The genie is out of the bottle! With the freedom technology gives from fixed place, connecting and working from 'where you are' is a new norm. We all do this, and we see others working in cafés, doing deals from hotel lobbies, coaching colleagues, family and friends through decisions from the runway.
Associated with this is reduced usage of organisations' workspace. Many employers have already reduced fixed workspace, with new space strategies for when people are present, rather than sustaining low levels of occupancy with its associated high fixed costs. And many more organisations are looking to align their space quota with the realities of distributed working. ZZA has supported companies like PwC and Cisco in change programmes to drive such efficiencies. Our research with organisations like BT and Birmingham City Council where significant transformation has been delivered, demonstrates the significant successes that this can achieve. These scale of potential wins is set out in our report: 'Occupier Productivity at Lower Cost'.

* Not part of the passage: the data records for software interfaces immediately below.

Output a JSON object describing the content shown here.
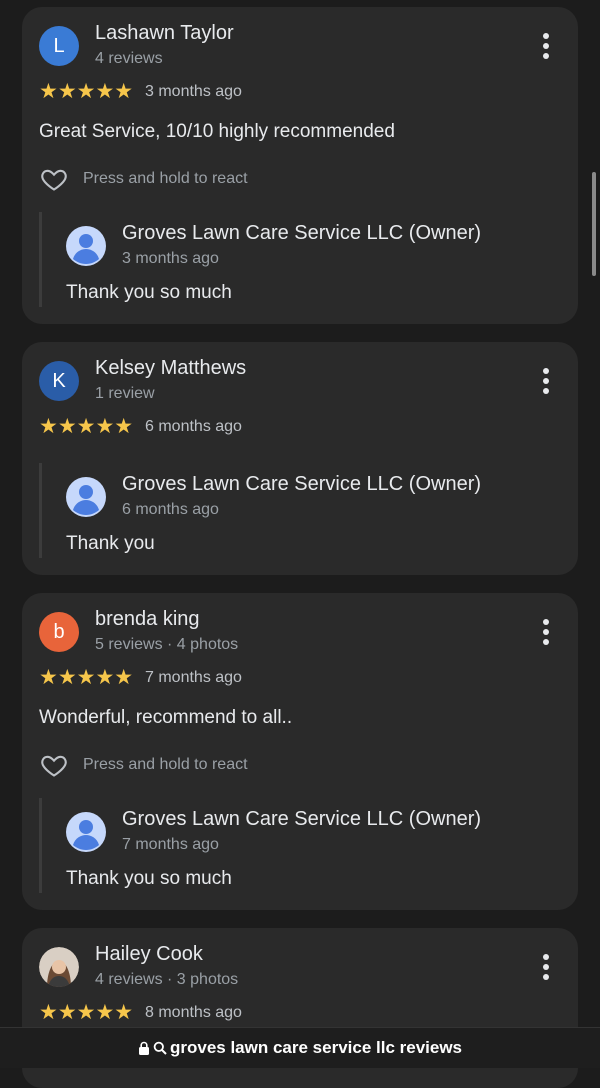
{
  "reviews": [
    {
      "initial": "L",
      "avatar_color": "#3a7bd5",
      "name": "Lashawn Taylor",
      "meta": "4 reviews",
      "stars": "★★★★★",
      "ago": "3 months ago",
      "text": "Great Service, 10/10 highly recommended",
      "react": "Press and hold to react",
      "owner": {
        "name": "Groves Lawn Care Service LLC (Owner)",
        "ago": "3 months ago",
        "text": "Thank you so much"
      }
    },
    {
      "initial": "K",
      "avatar_color": "#2a5da8",
      "name": "Kelsey Matthews",
      "meta": "1 review",
      "stars": "★★★★★",
      "ago": "6 months ago",
      "owner": {
        "name": "Groves Lawn Care Service LLC (Owner)",
        "ago": "6 months ago",
        "text": "Thank you"
      }
    },
    {
      "initial": "b",
      "avatar_color": "#e8643a",
      "name": "brenda king",
      "meta": "5 reviews · 4 photos",
      "stars": "★★★★★",
      "ago": "7 months ago",
      "text": "Wonderful, recommend to all..",
      "react": "Press and hold to react",
      "owner": {
        "name": "Groves Lawn Care Service LLC (Owner)",
        "ago": "7 months ago",
        "text": "Thank you so much"
      }
    },
    {
      "name": "Hailey Cook",
      "meta": "4 reviews · 3 photos",
      "stars": "★★★★★",
      "ago": "8 months ago"
    }
  ],
  "browser": {
    "url_text": "groves lawn care service llc reviews"
  },
  "colors": {
    "star": "#f6c64b",
    "card": "#2a2a2a",
    "background": "#1c1c1c"
  }
}
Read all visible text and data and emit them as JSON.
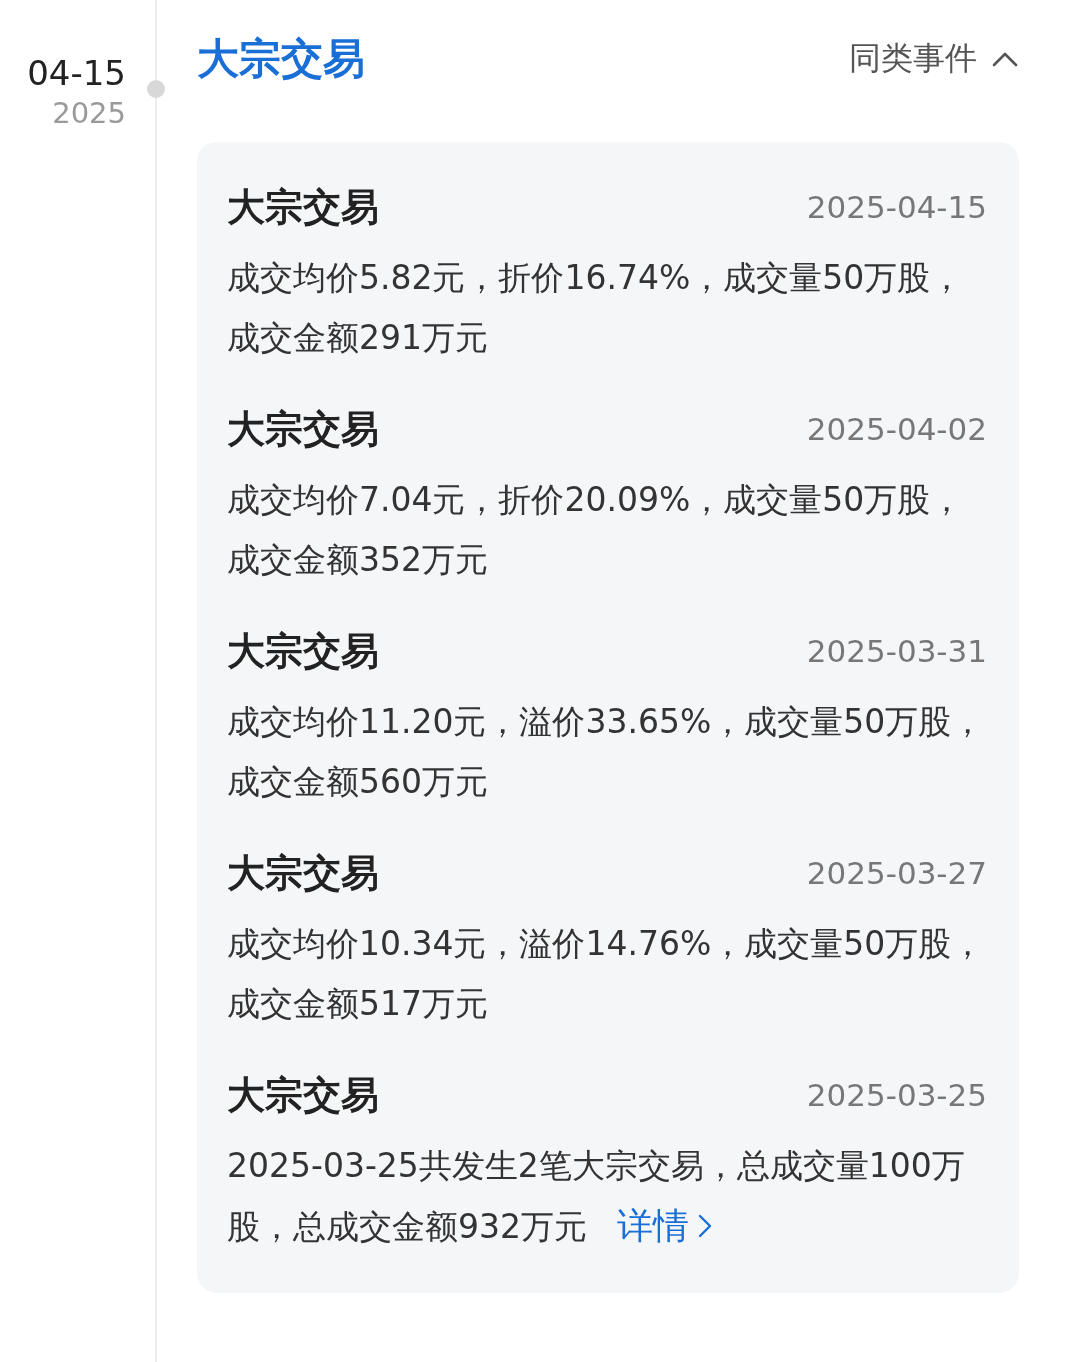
{
  "timeline": {
    "date": "04-15",
    "year": "2025"
  },
  "event": {
    "title": "大宗交易",
    "related": {
      "label": "同类事件",
      "expanded": true
    }
  },
  "items": [
    {
      "title": "大宗交易",
      "date": "2025-04-15",
      "text": "成交均价5.82元，折价16.74%，成交量50万股，成交金额291万元"
    },
    {
      "title": "大宗交易",
      "date": "2025-04-02",
      "text": "成交均价7.04元，折价20.09%，成交量50万股，成交金额352万元"
    },
    {
      "title": "大宗交易",
      "date": "2025-03-31",
      "text": "成交均价11.20元，溢价33.65%，成交量50万股，成交金额560万元"
    },
    {
      "title": "大宗交易",
      "date": "2025-03-27",
      "text": "成交均价10.34元，溢价14.76%，成交量50万股，成交金额517万元"
    },
    {
      "title": "大宗交易",
      "date": "2025-03-25",
      "text": "2025-03-25共发生2笔大宗交易，总成交量100万股，总成交金额932万元",
      "link": "详情"
    }
  ]
}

But where do people work when they're not in the office? Going to conferences and meetings at customer sites is just part of the picture. 'Third places' are integral to today's work patterns. These third-party spaces take varied forms, providing choice of facilities, location and access. Critically, neither employers nor users own them.
ZZA's seminal research on third place use unpacks the factors that make these resources attractive. It shows why people who are not required to work in 'the office' or don't even have one, don't all opt to work at home. Drawing on our international study involving nearly 18,000 responses from over 60 countries, and over 80 depth interviews, ZZA's report 'Why Place Still Matters in the Digital Age', describes the locational, motivational, economic and social factors that shape user preferences and drive decisions on where they choose to work.